Sony Launches E-Book Joint Venture in Japan Ahead of iPad's Arrival

Sony Launches E-Book Joint Venture in Japan Ahead of iPad's Arrival
Sony Launches E-Book Joint Venture in Japan Ahead of iPad's Arrival

Sony (SNE) is going home and hitting the books -- the e-books, that is. On Thursday, the electronics giant unveiled a Japanese e-book distribution joint venture that's taking aim at rival Apple (AAPL), which just happens to be launching its iPad in Japan tomorrow.

Sony, which sells three versions of its eBook Reader in the U.S., doesn't sell any in Japan right now, but it's gearing up to defend its home turf later this year.

Sony is teaming up with Toppan Printing, telecommunications company KDDI and newspaper giant Asahi Shimbun as part of the e-book venture, which is scheduled to begin its content service sometime later this year.
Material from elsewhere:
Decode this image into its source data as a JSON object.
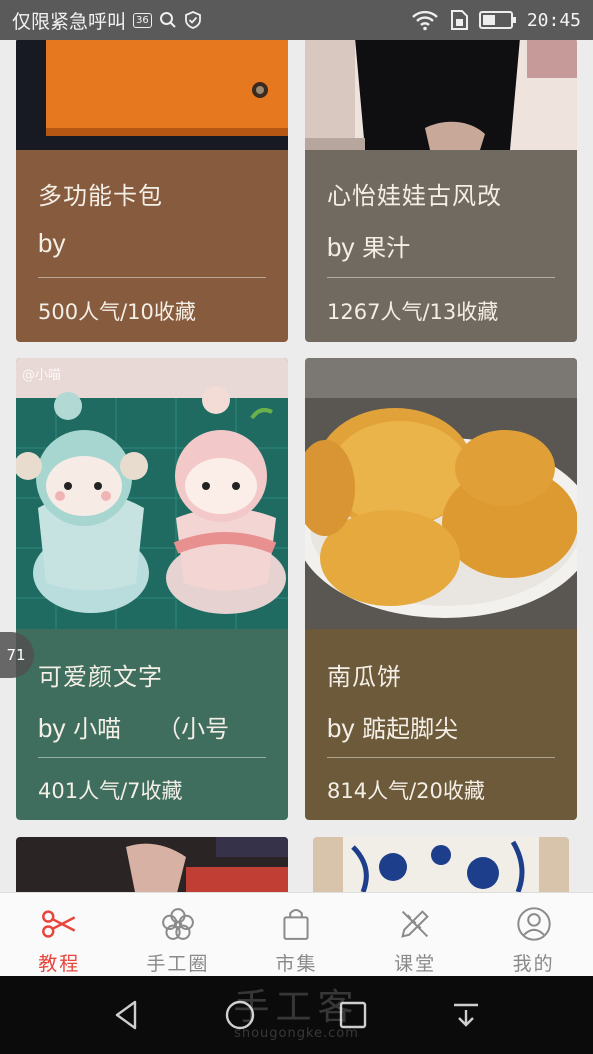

The service will feature an open platform upon which a range of devices will be able to access comics, books, magazines and newspapers provided by the founding participants and others who later sign on.
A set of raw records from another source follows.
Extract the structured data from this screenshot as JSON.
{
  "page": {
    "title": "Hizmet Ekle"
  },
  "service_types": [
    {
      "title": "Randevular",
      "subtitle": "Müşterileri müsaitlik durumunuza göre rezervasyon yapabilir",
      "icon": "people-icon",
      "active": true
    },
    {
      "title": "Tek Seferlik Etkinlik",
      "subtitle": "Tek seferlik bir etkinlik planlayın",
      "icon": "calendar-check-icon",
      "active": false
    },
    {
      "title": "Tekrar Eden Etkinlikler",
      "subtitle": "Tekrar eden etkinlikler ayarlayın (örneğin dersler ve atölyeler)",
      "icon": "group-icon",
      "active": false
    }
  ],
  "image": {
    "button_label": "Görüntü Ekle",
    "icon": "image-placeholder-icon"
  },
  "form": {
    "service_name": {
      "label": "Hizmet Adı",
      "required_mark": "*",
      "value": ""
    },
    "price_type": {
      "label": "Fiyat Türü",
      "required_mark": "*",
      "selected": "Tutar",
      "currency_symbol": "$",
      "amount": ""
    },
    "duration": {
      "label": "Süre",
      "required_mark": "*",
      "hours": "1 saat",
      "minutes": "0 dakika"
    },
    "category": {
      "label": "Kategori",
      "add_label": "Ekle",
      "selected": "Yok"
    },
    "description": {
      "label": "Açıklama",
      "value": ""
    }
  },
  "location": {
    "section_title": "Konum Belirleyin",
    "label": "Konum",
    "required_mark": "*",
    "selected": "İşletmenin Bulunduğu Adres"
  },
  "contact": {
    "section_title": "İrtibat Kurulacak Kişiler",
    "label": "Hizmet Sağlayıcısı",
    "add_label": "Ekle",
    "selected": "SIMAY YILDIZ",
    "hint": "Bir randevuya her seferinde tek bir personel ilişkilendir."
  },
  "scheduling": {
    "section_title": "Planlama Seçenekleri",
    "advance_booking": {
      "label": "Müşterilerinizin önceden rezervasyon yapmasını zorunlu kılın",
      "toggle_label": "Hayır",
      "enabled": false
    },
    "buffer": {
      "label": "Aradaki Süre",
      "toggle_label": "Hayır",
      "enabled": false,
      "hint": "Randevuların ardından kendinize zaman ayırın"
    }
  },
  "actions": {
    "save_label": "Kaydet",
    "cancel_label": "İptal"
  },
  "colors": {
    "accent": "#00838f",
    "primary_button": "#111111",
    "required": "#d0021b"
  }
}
Each of the four corporate participants will own a 25% stake in the new venture, which will aggregate content from publishers and newspapers, as well as handle digital content authoring, platform management, sales and distribution.
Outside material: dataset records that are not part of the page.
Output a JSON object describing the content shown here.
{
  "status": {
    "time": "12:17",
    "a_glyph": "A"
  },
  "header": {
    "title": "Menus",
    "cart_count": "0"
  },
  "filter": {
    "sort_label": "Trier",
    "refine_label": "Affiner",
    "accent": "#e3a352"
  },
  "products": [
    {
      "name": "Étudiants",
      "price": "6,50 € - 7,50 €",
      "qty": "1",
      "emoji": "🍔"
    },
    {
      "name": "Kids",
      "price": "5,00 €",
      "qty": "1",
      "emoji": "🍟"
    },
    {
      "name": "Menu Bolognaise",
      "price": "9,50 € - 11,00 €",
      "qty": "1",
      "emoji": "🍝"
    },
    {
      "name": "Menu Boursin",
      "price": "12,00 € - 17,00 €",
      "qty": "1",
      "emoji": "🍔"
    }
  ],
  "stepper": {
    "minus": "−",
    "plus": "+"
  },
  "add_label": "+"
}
Earlier E-Readers Didn't Catch on in Japan

As part of the greater plan, Sony will re-enter the Japanese market with a new e-reader later this year, according to The Wall Street Journal. Sony has previously attempted to launch e-readers in Japan, but the devices struggled to find a market. Those earlier attempts, which date back to as early as 1990, are believed to have failed because content was scarce, the Journal noted. In 2007, the company retreated from its most recent Japanese e-book push, which began in 2004.

But a lot has changed since 2007. The amount of content for e-books has steadily increased as traditional and independent publishers have glommed onto the concept and cash-hungry magazines and newspapers sought out new revenue sources by pushing their content online. Factor in Google's plethora of content, and it is clear that the environment is entirely different than it was just a few years ago.

"With the establishment of this joint venture concerning eBook distribution, we are hopeful about the accelerated process for creating a system whereby eBooks, which we publishers have promoted, can be delivered to consumers," says Yoshinobu Noma, Kondansha vice president and representative director of The Electronic Book Publishers Association of Japan, in a statement.

Achieving a system for e-books to be delivered to consumers, as Noma hopes to see, is unlikely to be a problem: The market for e-book devices is becoming crowded. Dell earlier this week announced a launch schedule for its Streak eBook reader, which will soon be joining Amazon's Kindle, Barnes & Noble's Nook, Apple's highly touted iPad and Sony's own Reader.